[WORK TO COMPLETE]: The response should contain all of the records, copied exactly, and none of the images.

*** INFORMATION ***

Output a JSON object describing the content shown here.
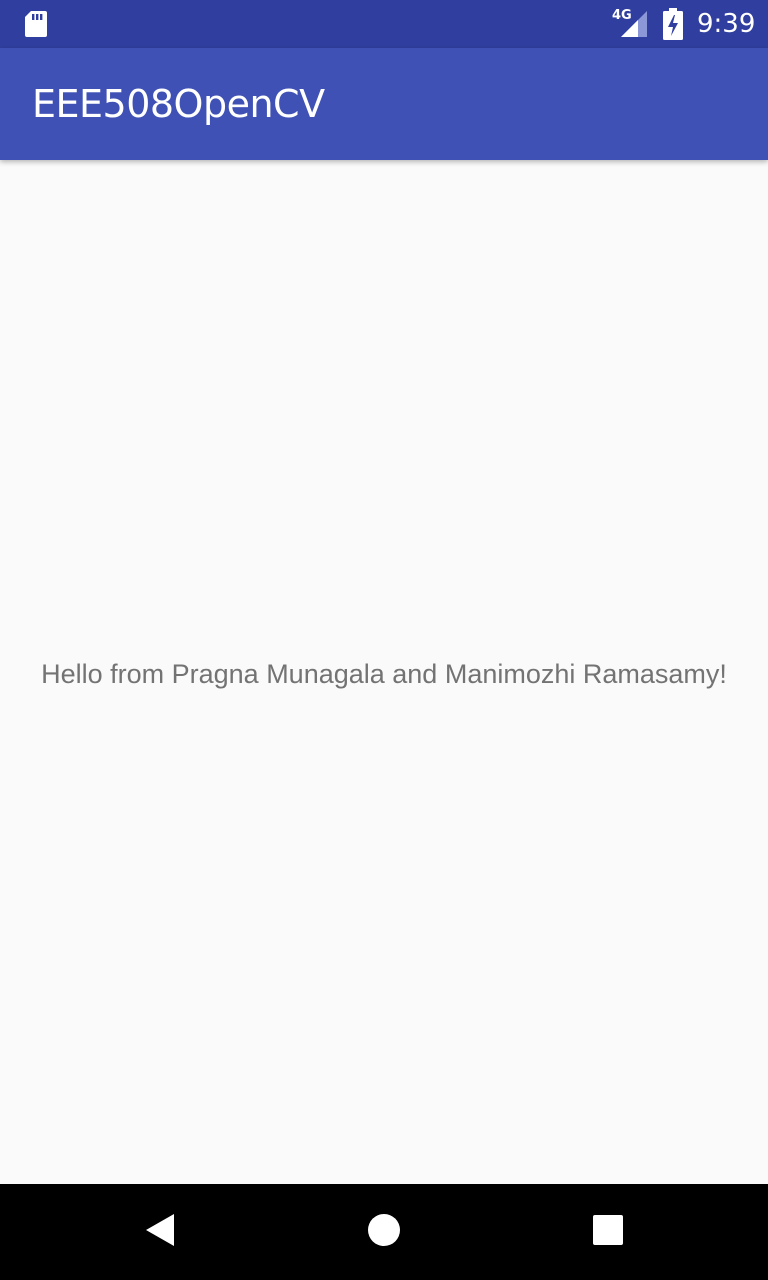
{
  "status_bar": {
    "network_type": "4G",
    "time": "9:39",
    "icons": [
      "sd-card-icon",
      "signal-icon",
      "battery-charging-icon"
    ]
  },
  "app_bar": {
    "title": "EEE508OpenCV",
    "background_color": "#3f51b5"
  },
  "main": {
    "message": "Hello from Pragna Munagala and Manimozhi Ramasamy!"
  },
  "nav_bar": {
    "buttons": [
      "back-icon",
      "home-icon",
      "recents-icon"
    ]
  },
  "colors": {
    "status_bar": "#303f9f",
    "app_bar": "#3f51b5",
    "background": "#fafafa",
    "text": "#737373"
  }
}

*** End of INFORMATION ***

[ANSWER SECTION]:
Output a JSON object describing the content shown here.
{
  "status_bar": {
    "network_type": "4G",
    "time": "9:39",
    "icons": [
      "sd-card-icon",
      "signal-icon",
      "battery-charging-icon"
    ]
  },
  "app_bar": {
    "title": "EEE508OpenCV",
    "background_color": "#3f51b5"
  },
  "main": {
    "message": "Hello from Pragna Munagala and Manimozhi Ramasamy!"
  },
  "nav_bar": {
    "buttons": [
      "back-icon",
      "home-icon",
      "recents-icon"
    ]
  },
  "colors": {
    "status_bar": "#303f9f",
    "app_bar": "#3f51b5",
    "background": "#fafafa",
    "text": "#737373"
  }
}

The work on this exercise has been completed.